This possibility is very unlikely.

The present Russian government has shown utter disregard for legal obligations. How could anyone trust the word of President Putin? 

Winning the peace

Any outcome must ensure the sovereignty and territorial integrity of Ukraine, including postwar security protections. The present Russian government has shown utter disregard for legal obligations. How could anyone trust the word of President Putin? The concept of converging interests through economic interdependence has been discredited. The German maxim of Wandel durch Handel – change through trade – was a courageous tightrope act – unfortunately without a net.

With the legacy of willful atrocities and colossal devastation, how could any Ukrainian government trust Russia? Termination of hostilities requires a strong deterrent against any fresh aggression. This implies a massive militarization of Ukraine. It may have to renounce formal NATO membership. But informally Ukraine will be part of West European defense parameters, sustained by a massive U.S. presence, probably including soldiers and equipment on the ground that will serve as tripwires like the allied forces did in West Berlin. The challenge in Ukraine is the demarcation of a “red line,” since along that line will fall a new Iron Curtain. Ukraine will resemble postwar Germany: a divided country, highly militarized, with two systems and two contrasting concepts of national development in open confrontation, separated by an impenetrable frontier.

Opportunities in the war’s aftermath

Ukrainian losses have been staggering. Russian attacks have killed tens of thousands of people already, although a precise death count is impossible in Kremlin-occupied territory. Russia has destroyed hundreds of billions of dollars in Ukrainian property and infrastructure.

But after the war, Ukraine can seize the opportunity to rebuild itself into a stronger and more resilient nation.

Postwar Ukraine could be a place where modern infrastructure replaces the outdated Soviet one. It could become a more confident and community-oriented nation that stifles corruption, adopts systemic reforms and reduces the influence of oligarchs. Ukraine could experience an economic miracle if the rest of the world supports an ambitious reconstruction drive akin to the Marshall Plan after World War II that rebuilt Western Europe.

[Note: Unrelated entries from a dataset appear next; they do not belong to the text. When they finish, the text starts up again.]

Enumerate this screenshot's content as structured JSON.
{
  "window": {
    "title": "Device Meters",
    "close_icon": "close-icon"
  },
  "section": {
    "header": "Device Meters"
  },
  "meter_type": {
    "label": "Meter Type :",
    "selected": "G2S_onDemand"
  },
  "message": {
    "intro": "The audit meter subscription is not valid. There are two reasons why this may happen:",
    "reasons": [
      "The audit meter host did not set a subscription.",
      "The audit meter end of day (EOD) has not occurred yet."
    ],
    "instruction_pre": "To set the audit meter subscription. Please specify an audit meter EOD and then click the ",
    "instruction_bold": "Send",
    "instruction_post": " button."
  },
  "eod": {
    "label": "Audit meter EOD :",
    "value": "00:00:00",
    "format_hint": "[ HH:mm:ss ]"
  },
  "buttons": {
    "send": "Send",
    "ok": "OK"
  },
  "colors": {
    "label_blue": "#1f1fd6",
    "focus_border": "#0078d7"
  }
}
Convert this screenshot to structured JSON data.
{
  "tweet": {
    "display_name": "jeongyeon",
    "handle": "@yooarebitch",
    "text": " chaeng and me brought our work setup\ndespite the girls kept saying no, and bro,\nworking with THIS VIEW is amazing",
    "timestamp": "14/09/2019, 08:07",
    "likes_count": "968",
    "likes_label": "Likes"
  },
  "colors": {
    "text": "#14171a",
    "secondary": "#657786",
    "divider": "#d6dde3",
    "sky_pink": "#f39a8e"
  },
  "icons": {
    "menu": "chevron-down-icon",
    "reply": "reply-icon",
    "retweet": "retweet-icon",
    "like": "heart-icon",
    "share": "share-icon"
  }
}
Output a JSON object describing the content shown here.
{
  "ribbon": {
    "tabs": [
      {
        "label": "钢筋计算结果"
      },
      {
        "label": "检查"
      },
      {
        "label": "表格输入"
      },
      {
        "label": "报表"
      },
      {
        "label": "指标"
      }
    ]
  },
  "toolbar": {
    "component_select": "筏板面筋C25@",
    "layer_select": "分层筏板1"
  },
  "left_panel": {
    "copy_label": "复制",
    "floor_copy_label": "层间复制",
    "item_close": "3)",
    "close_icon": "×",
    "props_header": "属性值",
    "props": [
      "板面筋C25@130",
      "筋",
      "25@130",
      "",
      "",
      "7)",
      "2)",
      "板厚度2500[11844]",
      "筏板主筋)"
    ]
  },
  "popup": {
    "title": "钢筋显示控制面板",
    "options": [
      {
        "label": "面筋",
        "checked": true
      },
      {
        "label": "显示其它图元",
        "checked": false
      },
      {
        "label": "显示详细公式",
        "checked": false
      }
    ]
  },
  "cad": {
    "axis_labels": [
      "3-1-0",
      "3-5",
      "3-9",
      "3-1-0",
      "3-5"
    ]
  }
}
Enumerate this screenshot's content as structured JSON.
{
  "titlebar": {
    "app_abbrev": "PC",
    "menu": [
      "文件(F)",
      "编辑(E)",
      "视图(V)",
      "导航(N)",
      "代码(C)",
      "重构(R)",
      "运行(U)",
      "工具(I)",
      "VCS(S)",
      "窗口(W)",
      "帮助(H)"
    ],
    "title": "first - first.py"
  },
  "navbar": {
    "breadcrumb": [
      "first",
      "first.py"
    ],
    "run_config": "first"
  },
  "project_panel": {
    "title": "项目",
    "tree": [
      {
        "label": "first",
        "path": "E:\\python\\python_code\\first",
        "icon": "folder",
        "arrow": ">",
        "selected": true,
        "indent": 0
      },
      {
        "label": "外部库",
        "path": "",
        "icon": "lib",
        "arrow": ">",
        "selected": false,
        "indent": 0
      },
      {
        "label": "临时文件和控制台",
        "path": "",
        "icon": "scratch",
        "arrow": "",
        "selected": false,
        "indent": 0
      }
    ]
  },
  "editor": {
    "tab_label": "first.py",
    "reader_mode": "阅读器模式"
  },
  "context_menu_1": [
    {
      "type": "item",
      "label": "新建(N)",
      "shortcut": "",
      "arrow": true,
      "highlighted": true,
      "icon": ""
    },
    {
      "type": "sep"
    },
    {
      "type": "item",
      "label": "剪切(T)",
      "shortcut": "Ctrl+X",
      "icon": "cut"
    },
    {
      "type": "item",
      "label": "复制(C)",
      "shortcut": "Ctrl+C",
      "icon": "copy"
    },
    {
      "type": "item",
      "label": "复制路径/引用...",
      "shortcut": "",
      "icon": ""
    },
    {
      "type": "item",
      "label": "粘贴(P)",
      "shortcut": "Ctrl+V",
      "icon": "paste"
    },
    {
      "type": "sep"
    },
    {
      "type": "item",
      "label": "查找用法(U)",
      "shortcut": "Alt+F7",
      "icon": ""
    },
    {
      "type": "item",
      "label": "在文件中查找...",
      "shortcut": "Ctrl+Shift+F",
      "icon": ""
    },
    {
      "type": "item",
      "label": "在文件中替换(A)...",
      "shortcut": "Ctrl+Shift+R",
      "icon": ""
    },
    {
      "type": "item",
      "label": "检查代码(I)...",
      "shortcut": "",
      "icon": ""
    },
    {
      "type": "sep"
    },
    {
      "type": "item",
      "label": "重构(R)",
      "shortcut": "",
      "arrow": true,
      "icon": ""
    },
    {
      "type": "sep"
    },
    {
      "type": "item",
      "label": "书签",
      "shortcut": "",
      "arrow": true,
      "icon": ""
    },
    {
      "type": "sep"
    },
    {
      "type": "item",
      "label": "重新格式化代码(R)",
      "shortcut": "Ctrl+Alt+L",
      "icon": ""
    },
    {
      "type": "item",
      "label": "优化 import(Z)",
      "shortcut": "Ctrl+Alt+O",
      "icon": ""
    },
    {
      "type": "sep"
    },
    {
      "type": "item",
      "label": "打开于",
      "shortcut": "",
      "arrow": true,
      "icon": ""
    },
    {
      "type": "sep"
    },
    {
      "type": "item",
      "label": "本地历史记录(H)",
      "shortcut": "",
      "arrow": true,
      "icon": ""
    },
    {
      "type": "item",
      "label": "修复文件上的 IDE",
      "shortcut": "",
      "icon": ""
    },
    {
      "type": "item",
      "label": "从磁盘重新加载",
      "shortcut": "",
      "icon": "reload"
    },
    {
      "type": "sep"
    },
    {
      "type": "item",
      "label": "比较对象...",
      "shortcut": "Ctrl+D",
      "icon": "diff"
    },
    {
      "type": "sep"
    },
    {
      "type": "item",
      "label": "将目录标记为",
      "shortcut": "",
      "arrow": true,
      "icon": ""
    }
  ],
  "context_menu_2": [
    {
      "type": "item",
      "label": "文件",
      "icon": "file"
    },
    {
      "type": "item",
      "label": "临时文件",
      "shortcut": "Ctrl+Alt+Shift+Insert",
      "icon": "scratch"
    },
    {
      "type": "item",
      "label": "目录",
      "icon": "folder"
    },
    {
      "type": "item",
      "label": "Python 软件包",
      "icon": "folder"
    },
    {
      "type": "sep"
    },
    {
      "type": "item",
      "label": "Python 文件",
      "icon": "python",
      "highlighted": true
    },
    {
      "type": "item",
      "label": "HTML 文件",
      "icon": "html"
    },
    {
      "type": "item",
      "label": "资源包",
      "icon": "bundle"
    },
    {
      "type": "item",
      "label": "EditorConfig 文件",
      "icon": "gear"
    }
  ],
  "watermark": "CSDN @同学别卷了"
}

But the Marshall Plan 70 years ago required security and stability in the recipient nations. Achieving this predictability will require a military presence strong enough for Ukraine to deter any further aggression from Moscow.



There are three scenarios for ending combat:

1. A long war of attrition simply dies down over time, an outcome that could favor Ukraine, provided that current supplies of equipment and training are sustained. This possibility is highly likely.

2. Both warring parties agree on a formal cease-fire, with full knowledge that provisional armistices often harden into accepted facts, like in Korea or in the Middle East. For Ukraine to accept a cease-fire without having regained all occupied territories would be a painful and risky loss. If Russia were to retreat from all or most of the occupied territories, this would be an admission that the invasion of Ukraine was in vain. Russia has lost more than 30,000 soldiers in three months, while its total losses in Afghanistan were 50,000 troops in 10 years. This possibility is unlikely.

3. The third option would be a formal peace treaty. As long as Mr. Putin remains president, such a treaty is inconceivable. It would demand a reversal of anti-Ukrainian and anti-Western propaganda and an end to the glorification of Russia’s military past. It would involve acknowledging an error and, worse, a crime. It would demand a radical rewriting of Russian history. A peace treaty might be possible only with a new Russian government, but one that is anti-Putin. For now, such a possibility is not in sight. This scenario is exceedingly unlikely.

Related reports

Scroll to top